This may read like a juvenile essay or a sentimental Friendster testimonial. Remember Friendster? Of course not. But I am allowed to. Because I am old. So to celebrate my ancient-ness, I will tell you how Morrissey has been so relevant in my life.

When I was 15 I bought The Perks of Being a Wallflower. Honestly though, I bought it because it had a nice cover and was published by MTV Books. And then now the book is going to be a film starring Emma Watson.

Not long after I finished the hipster-bait fiction, I made another trip to HMV to get a Smiths album and thank you Morrissey and friends, it prepped me up for life. I had a different favourite Morrissey/The Smiths song at different points in my life. It’s ‘I Don’t Mind If You Forget Me’ now but I shan’t elaborate.
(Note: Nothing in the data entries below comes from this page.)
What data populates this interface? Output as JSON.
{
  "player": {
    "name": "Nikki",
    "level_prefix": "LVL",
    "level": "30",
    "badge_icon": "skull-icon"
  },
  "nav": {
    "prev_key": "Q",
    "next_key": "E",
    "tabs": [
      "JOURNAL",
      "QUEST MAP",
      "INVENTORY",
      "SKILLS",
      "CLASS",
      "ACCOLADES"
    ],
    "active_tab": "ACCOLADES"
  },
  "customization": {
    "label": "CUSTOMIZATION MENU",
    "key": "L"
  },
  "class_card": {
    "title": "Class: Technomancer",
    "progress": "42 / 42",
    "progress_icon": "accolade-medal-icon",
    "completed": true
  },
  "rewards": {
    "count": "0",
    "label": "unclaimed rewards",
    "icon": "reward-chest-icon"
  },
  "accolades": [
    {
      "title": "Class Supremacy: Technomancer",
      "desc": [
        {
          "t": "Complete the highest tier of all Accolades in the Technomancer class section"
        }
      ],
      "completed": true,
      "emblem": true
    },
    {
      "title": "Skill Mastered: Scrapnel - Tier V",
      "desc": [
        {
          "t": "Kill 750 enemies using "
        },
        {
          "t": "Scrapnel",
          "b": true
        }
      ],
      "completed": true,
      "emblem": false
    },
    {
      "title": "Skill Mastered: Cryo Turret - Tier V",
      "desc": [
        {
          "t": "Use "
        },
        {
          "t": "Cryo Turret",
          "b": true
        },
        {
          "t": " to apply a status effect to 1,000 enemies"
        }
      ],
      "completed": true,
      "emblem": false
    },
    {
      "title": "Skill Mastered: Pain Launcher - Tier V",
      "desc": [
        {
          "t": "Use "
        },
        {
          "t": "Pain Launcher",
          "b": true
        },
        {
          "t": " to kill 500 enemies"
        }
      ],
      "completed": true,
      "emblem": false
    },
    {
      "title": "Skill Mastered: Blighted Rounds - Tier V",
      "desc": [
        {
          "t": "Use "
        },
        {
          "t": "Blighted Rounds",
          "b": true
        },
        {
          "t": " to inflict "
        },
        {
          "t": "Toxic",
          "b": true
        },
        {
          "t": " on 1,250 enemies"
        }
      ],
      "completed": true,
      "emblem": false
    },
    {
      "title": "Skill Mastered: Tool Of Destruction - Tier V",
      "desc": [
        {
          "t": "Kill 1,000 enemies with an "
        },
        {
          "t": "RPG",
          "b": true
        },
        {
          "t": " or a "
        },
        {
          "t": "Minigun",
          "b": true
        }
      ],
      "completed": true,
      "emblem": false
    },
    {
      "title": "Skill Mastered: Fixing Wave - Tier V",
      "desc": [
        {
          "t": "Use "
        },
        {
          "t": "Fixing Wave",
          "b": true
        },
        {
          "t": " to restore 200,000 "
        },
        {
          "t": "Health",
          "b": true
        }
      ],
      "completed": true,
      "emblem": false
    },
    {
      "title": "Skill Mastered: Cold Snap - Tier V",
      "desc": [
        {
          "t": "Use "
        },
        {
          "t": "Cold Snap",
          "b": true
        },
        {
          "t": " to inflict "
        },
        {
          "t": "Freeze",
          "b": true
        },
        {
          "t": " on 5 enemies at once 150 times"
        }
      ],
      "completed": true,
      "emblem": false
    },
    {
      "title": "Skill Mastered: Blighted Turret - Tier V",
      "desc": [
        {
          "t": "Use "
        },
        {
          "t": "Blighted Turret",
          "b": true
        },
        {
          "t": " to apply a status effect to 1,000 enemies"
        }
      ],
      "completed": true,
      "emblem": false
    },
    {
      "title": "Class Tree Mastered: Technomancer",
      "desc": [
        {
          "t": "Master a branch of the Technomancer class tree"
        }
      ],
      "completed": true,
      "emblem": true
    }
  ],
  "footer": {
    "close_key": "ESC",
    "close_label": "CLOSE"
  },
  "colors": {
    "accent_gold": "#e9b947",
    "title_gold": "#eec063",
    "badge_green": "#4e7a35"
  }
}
Although he may have formed one of the greatest bands in history, like most of the greatest personalities, he has had his share of controversy. I went through a Morrissey ban (it lasted a week and I caved in) when he made comments that passed as racist, twice. But beyond the douchebaggery, is his ability to communicate in his lyrics on bleakness, complicated and short-lived happiness, bitterness, and most importantly, the humour in it all. Of course with The Smiths, the lyrical genius was complemented by Johnny Marr, the one responsible for the catchy hooks. But this partnership ended unfortunately. Bummer.

I went into uni with the song ‘This Charming Man’ because I believed I was the jumped-up pantry boy, going into law school abroad with really good-looking and smart people who seemed to know what they were doing. Yay motivation.

After that, life seemed to go on autopilot accompanied by The Smiths and/or Morrissey, ‘Ask’ for my awkwardness (Shyness is nice/Shyness can stop you from doing all the things in life you like to), ‘First Of The Gang To Die’ when I liked a boy – there was two songs for this one: ‘The Boy With The Thorn In His Side’, ‘Please, Please, Please Let Me Get What I Want’ for those nights I was studying so hard, and ‘Why Don’t You Find Out For Yourself’ when I was done with law school forever. There was also ‘There Is A Light That Never Goes Out’ for Saturday nights alone (and my inability to sleep with the lights off) and all time apropos ‘Heaven Knows I’m Miserable Now’ for whinge binge sessions with my best friends – hours of “yeah we have a life/job now but oh my god it makes me sad”.

Why has this band from Manchester become so pivotal to my life? While I think it may be possible for me to construct a chart on the songs of Morrissey and my mediocre life, it is quite simple why I find the music so important. Like what Sixteen Candles and Rick Astley was to my mother, Morrissey; his lyrics and his baritone has been my guidebook to my coming-of-age. Through homework and crushes and uni activism and my ugly shirts phase, Morrissey has been there. Also, that person who still has my copy of The Perks Of Being A Wallflower, MTV Books edition, please give it back to me.

Tickets are available at SISTIC: Morrissey Live In Singapore, 8 May 2012, 8pm, Fort Canning Park